**Exercise prompt**
Could you copy every entry exactly, with nothing changed?

** Opening Data for this exercise block **

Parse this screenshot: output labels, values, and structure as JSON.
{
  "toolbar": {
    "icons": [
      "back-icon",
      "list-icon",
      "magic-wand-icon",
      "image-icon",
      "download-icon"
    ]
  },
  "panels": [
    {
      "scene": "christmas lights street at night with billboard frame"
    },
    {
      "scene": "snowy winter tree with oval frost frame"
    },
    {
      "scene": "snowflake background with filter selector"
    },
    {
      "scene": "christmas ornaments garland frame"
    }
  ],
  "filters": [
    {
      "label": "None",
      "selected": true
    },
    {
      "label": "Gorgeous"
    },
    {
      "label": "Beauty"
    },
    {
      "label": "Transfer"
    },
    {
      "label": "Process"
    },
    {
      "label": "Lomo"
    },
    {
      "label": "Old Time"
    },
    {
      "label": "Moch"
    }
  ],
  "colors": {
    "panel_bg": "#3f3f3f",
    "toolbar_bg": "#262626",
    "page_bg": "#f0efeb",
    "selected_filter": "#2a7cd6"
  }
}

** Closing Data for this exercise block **

**Answer for this exercise**
Parse this screenshot: output labels, values, and structure as JSON.
{
  "toolbar": {
    "icons": [
      "back-icon",
      "list-icon",
      "magic-wand-icon",
      "image-icon",
      "download-icon"
    ]
  },
  "panels": [
    {
      "scene": "christmas lights street at night with billboard frame"
    },
    {
      "scene": "snowy winter tree with oval frost frame"
    },
    {
      "scene": "snowflake background with filter selector"
    },
    {
      "scene": "christmas ornaments garland frame"
    }
  ],
  "filters": [
    {
      "label": "None",
      "selected": true
    },
    {
      "label": "Gorgeous"
    },
    {
      "label": "Beauty"
    },
    {
      "label": "Transfer"
    },
    {
      "label": "Process"
    },
    {
      "label": "Lomo"
    },
    {
      "label": "Old Time"
    },
    {
      "label": "Moch"
    }
  ],
  "colors": {
    "panel_bg": "#3f3f3f",
    "toolbar_bg": "#262626",
    "page_bg": "#f0efeb",
    "selected_filter": "#2a7cd6"
  }
}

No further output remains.